Bad actors use wildcard DNS record to make the fake domain point towards the same IP as the original websites use, by merely using subdomain/hostname. This means that hackers can obtain TLS certificate for a domain that is Netflix-related but is bogus, such as netflix.login.com or netflix.domain.com.

The original name embedded into the URL and the valid TLS license make the scam more believable. As a result, users agree to sign in using their credentials.

It is not the first time cybercriminals are abusing Netflix' name. And it is not surprising, as nearly 60% of US citizens choose it for viewing shows and movies.[3] This means that the most of the phishing emails reach subscribers who can seriously get worried about the fact that their Netflix account may be suspended.

Phishing email – not the strongest part of the scam

Crooks have been relying on social engineering since the early 2000s. This method is considered the most effective when it comes to distributing malware,[4] or making users enter their credentials into fake websites. Messages range from utterly fake-feeling to cleverly presented ones which often use logos, texts and other attributes of well know companies.

While the fake Netflix website is a success, the phishing email constructed by hackers does not seem very convincing. First of all, the email is marked as spam (email providers have an inbuilt scanner), and the message itself is not worded very well. It states the following:

We recently failed to validate your information, we hold on record for your account 
we need to ask you to complete a brief validation process in order to verify details.
Once that information has been updated, you can continue enjoying Netflix.
please click the button below to get started.

As soon as users click on the “Update account details,” they are led to a fake website which greatly resembles Netflix and is prompting to enter account details. The only difference is that the bogus site lacks the button which allows users to connect to the account using Facebook.

What do hackers do with obtained accounts?

Although Netflix accounts are not that valuable on the black market[5], the process of obtaining them is highly automated and can result in mass account detail harvesting. What is more, the attack is tough to spot as Netflix does not substantially limit the number of devices users can stream from. Therefore, unless the account is “kicked-off” for using too many streams, the owner will never find out that his or her account has been compromised.

Therefore, security experts urge users to protect themselves from cybercriminals and do not let them abuse their accounts, be it Netflix or any other personal account. It is essential to learn to recognize scam emails and never trust anything that is thrown at you. 

Finally, users are often not that concerned about stolen accounts, but the compromised account can lead to severe consequences, such as identity theft (that means that technically somebody can commit crimes under your name, and you may be liable) or stealing money directly from the bank account. Do not risk – only log in to websites via official websites and avoid links from emails as they can be fake.

About the author

Jake Doevan
Jake Doevan - Computer technology expert

Jake Doevan is one of News Editors for 2-spyware.com.

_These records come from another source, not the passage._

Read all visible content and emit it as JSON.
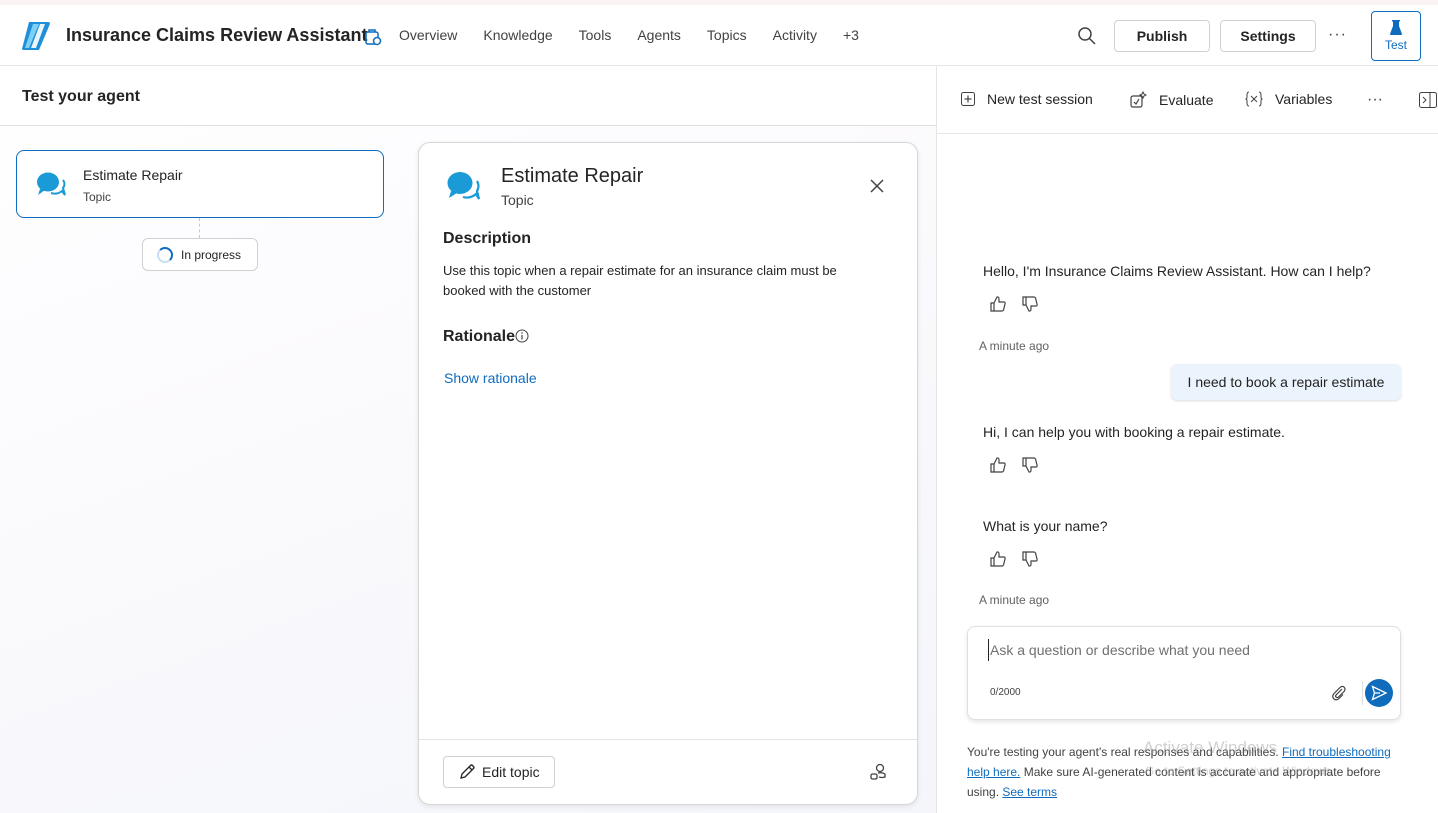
{
  "header": {
    "app_title": "Insurance Claims Review Assistant",
    "nav": [
      "Overview",
      "Knowledge",
      "Tools",
      "Agents",
      "Topics",
      "Activity",
      "+3"
    ],
    "publish_label": "Publish",
    "settings_label": "Settings",
    "more_label": "···",
    "test_label": "Test"
  },
  "left": {
    "title": "Test your agent",
    "node": {
      "title": "Estimate Repair",
      "type": "Topic"
    },
    "status": "In progress"
  },
  "detail": {
    "title": "Estimate Repair",
    "type": "Topic",
    "description_heading": "Description",
    "description": "Use this topic when a repair estimate for an insurance claim must be booked with the customer",
    "rationale_heading": "Rationale",
    "show_rationale": "Show rationale",
    "edit_label": "Edit topic"
  },
  "right": {
    "toolbar": {
      "new_session": "New test session",
      "evaluate": "Evaluate",
      "variables": "Variables",
      "more": "···"
    },
    "messages": {
      "bot1": "Hello, I'm Insurance Claims Review Assistant. How can I help?",
      "time1": "A minute ago",
      "user1": "I need to book a repair estimate",
      "bot2": "Hi, I can help you with booking a repair estimate.",
      "bot3": "What is your name?",
      "time2": "A minute ago"
    },
    "input": {
      "placeholder": "Ask a question or describe what you need",
      "count": "0/2000"
    },
    "disclaimer": {
      "pre": "You're testing your agent's real responses and capabilities. ",
      "link1": "Find troubleshooting help here.",
      "mid": " Make sure AI-generated content is accurate and appropriate before using. ",
      "link2": "See terms"
    },
    "watermark": {
      "line1": "Activate Windows",
      "line2": "Go to Settings to activate Windows."
    }
  },
  "colors": {
    "accent": "#0f6cbd",
    "user_bubble": "#ebf3fc"
  }
}
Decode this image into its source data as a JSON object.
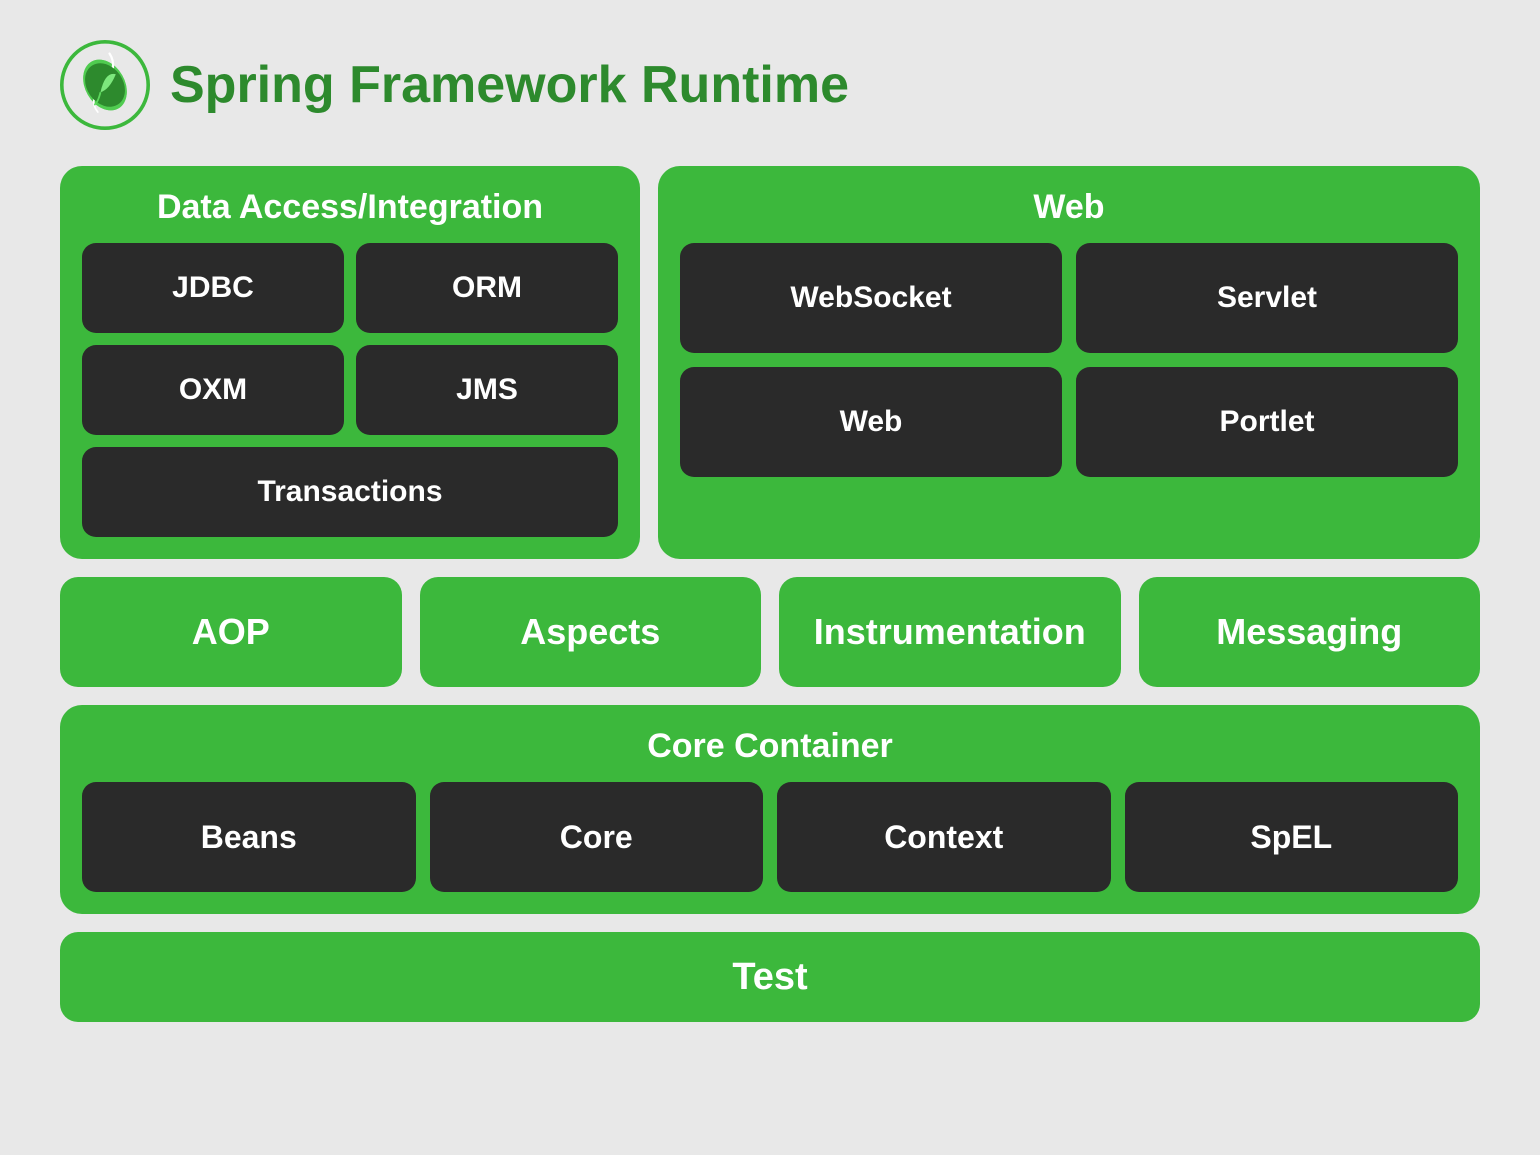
{
  "header": {
    "title": "Spring Framework Runtime",
    "logo_alt": "Spring Logo"
  },
  "data_access": {
    "title": "Data Access/Integration",
    "items": [
      {
        "label": "JDBC"
      },
      {
        "label": "ORM"
      },
      {
        "label": "OXM"
      },
      {
        "label": "JMS"
      },
      {
        "label": "Transactions"
      }
    ]
  },
  "web": {
    "title": "Web",
    "items": [
      {
        "label": "WebSocket"
      },
      {
        "label": "Servlet"
      },
      {
        "label": "Web"
      },
      {
        "label": "Portlet"
      }
    ]
  },
  "middle": {
    "items": [
      {
        "label": "AOP"
      },
      {
        "label": "Aspects"
      },
      {
        "label": "Instrumentation"
      },
      {
        "label": "Messaging"
      }
    ]
  },
  "core_container": {
    "title": "Core Container",
    "items": [
      {
        "label": "Beans"
      },
      {
        "label": "Core"
      },
      {
        "label": "Context"
      },
      {
        "label": "SpEL"
      }
    ]
  },
  "test": {
    "label": "Test"
  }
}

He graduated from the Washington and Jefferson College , Communication and Journalism studies.

Contact Jake Doevan
About the company Esolutions

References